Pick out each line below containing "JSON".

*** Dataset extract ***

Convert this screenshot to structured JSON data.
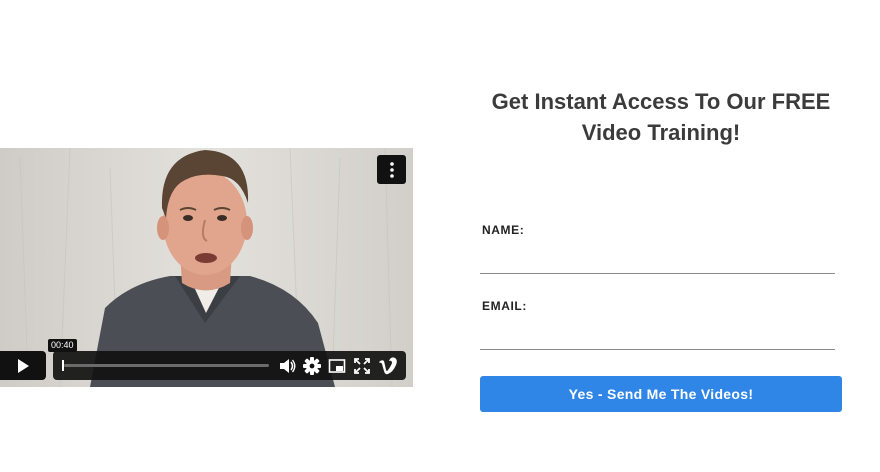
{
  "video": {
    "timestamp": "00:40",
    "progress_fraction": 0.0,
    "icons": {
      "more": "more-vertical-icon",
      "play": "play-icon",
      "volume": "volume-icon",
      "settings": "gear-icon",
      "pip": "picture-in-picture-icon",
      "fullscreen": "fullscreen-icon",
      "brand": "vimeo-logo-icon"
    }
  },
  "form": {
    "headline": "Get Instant Access To Our FREE Video Training!",
    "name_label": "NAME:",
    "email_label": "EMAIL:",
    "name_value": "",
    "email_value": "",
    "submit_label": "Yes - Send Me The Videos!",
    "accent_color": "#2f86e6"
  }
}
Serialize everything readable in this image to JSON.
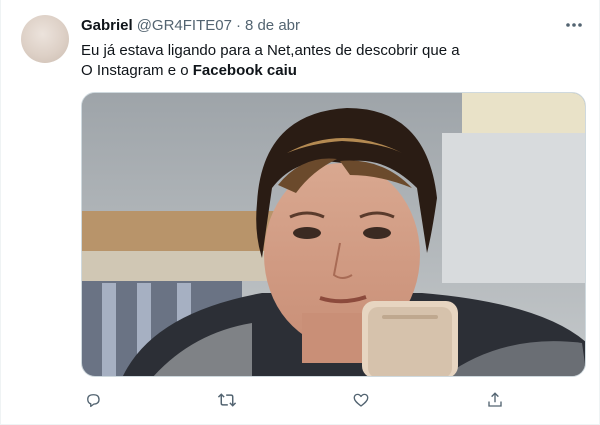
{
  "tweet": {
    "author_name": "Gabriel",
    "author_handle": "@GR4FITE07",
    "separator": "·",
    "date": "8 de abr",
    "text_line1": "Eu já estava ligando para a Net,antes de descobrir que a",
    "text_line2_prefix": "O Instagram e o ",
    "text_line2_bold": "Facebook caiu"
  },
  "icons": {
    "more": "more-horizontal-icon",
    "reply": "reply-icon",
    "retweet": "retweet-icon",
    "like": "heart-icon",
    "share": "share-icon"
  },
  "colors": {
    "text_primary": "#0f1419",
    "text_secondary": "#536471",
    "border": "#cfd9de"
  }
}
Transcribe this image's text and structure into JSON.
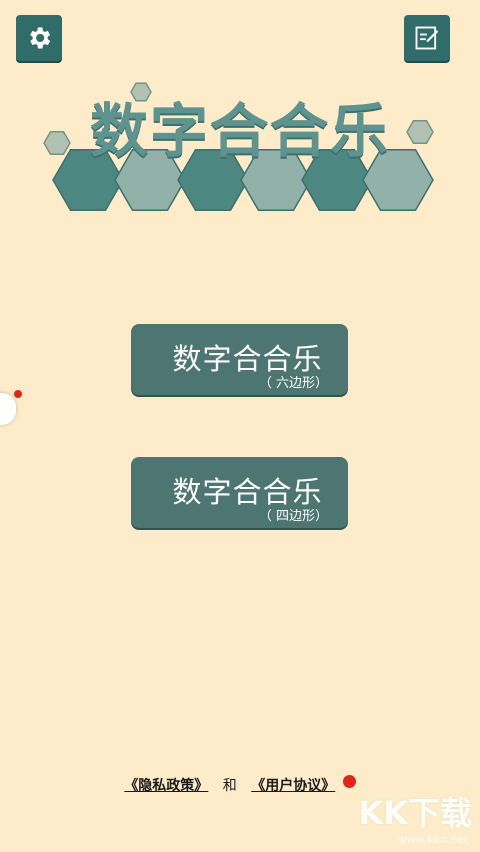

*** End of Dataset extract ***

## Result below
Convert this screenshot to structured JSON data.
Serialize everything readable in this image to JSON.
Transcribe this image's text and structure into JSON.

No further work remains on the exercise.